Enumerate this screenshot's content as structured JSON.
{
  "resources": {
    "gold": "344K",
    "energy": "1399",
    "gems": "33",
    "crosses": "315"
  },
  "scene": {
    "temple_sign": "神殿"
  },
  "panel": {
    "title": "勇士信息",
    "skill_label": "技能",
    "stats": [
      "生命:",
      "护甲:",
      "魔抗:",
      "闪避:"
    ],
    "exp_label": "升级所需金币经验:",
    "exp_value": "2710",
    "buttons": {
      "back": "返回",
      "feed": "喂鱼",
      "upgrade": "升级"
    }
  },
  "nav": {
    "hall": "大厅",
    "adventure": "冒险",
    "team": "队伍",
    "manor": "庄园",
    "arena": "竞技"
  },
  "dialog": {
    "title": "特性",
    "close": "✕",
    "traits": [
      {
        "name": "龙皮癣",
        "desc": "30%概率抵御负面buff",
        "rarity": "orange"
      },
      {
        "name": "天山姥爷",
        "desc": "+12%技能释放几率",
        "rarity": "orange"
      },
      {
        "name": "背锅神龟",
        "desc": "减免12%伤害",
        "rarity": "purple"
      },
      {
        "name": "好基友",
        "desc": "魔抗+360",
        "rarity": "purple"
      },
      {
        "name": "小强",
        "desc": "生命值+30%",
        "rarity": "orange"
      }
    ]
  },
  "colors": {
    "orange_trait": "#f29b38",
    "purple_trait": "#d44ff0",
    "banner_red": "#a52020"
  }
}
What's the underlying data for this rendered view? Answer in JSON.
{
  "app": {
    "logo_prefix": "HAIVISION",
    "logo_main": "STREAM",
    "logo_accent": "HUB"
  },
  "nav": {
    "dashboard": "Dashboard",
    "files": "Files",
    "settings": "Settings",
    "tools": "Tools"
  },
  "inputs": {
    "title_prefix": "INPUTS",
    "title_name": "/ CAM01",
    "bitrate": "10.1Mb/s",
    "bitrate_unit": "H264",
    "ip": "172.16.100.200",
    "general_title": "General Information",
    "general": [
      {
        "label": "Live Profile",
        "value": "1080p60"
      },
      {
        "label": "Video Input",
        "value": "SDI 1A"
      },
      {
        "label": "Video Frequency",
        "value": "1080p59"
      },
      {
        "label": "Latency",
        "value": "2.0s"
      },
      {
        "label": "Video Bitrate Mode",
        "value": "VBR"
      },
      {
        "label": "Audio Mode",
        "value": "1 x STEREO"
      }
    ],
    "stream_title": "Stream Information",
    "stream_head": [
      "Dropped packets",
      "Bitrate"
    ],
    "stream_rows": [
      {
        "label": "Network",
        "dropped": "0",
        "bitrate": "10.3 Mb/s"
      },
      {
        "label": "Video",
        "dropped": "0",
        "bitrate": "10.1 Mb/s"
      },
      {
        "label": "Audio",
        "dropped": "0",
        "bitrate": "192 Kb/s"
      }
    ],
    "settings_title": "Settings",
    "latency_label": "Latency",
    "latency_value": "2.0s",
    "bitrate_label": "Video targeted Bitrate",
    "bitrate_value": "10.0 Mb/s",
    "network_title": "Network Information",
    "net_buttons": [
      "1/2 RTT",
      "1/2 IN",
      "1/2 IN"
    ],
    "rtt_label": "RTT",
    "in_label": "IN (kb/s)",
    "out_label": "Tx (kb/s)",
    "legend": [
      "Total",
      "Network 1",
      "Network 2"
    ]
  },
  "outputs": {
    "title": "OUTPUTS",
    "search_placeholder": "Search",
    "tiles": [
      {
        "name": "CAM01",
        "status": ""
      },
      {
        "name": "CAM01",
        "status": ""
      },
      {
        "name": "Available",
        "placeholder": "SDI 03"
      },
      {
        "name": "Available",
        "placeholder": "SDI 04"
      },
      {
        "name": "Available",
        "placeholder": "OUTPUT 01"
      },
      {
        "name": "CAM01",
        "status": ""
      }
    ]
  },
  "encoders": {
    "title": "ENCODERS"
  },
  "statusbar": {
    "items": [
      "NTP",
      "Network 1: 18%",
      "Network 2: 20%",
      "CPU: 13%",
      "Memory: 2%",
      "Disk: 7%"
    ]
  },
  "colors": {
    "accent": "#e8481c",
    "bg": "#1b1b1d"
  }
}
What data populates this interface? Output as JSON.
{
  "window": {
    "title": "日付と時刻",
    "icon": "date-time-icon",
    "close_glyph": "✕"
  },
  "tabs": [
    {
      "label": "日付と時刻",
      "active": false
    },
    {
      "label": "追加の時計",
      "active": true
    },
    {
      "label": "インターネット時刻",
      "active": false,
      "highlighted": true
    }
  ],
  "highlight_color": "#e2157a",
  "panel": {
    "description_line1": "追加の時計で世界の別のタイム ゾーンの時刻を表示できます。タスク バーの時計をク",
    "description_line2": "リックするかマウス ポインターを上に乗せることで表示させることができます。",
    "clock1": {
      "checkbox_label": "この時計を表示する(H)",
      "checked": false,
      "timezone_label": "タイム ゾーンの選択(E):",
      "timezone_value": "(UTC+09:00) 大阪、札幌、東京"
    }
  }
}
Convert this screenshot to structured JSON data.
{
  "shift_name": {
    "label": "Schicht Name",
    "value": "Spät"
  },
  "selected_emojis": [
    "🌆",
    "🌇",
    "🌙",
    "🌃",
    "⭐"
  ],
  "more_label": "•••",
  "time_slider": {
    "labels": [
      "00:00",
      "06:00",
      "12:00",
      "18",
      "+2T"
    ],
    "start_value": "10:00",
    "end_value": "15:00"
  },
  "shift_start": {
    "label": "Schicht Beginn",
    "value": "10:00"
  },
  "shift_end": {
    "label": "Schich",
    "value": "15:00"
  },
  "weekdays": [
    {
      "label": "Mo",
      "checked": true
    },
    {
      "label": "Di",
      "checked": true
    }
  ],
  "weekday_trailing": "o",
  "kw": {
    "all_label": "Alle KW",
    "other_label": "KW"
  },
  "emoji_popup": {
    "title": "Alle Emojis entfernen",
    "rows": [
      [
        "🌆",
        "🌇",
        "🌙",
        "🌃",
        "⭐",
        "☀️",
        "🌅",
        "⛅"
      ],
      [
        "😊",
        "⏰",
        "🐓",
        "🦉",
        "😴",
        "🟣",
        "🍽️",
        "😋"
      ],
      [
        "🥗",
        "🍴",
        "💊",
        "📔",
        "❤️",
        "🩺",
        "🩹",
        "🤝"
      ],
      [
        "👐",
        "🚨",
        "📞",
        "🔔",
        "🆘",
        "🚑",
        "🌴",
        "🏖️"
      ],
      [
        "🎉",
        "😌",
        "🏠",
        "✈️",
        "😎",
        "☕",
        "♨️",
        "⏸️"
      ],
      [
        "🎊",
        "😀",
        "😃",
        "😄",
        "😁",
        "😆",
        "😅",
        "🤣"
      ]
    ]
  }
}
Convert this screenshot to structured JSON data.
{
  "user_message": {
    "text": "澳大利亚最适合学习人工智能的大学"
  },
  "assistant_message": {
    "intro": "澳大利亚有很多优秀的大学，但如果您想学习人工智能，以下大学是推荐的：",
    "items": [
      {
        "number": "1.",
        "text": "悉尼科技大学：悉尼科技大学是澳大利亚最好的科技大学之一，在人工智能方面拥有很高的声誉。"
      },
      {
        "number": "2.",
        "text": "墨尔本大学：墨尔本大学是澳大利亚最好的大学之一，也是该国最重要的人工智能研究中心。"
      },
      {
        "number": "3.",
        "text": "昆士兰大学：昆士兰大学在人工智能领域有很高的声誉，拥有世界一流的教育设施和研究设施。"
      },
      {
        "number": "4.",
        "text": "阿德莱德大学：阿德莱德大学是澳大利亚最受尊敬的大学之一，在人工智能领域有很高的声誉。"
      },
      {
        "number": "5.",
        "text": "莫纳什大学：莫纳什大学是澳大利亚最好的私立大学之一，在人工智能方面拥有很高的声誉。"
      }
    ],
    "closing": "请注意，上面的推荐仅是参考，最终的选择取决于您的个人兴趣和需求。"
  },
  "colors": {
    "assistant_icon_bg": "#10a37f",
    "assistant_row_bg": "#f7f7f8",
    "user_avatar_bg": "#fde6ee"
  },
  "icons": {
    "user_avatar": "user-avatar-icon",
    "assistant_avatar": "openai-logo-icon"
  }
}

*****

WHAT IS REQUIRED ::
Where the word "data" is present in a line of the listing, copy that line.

ANSWER TO THE EXERCISE ::
What's the underlying data for this rendered view? Answer in JSON.
What data populates this interface? Output as JSON.
Convert this screenshot to structured JSON data.
Convert this screenshot to structured JSON data.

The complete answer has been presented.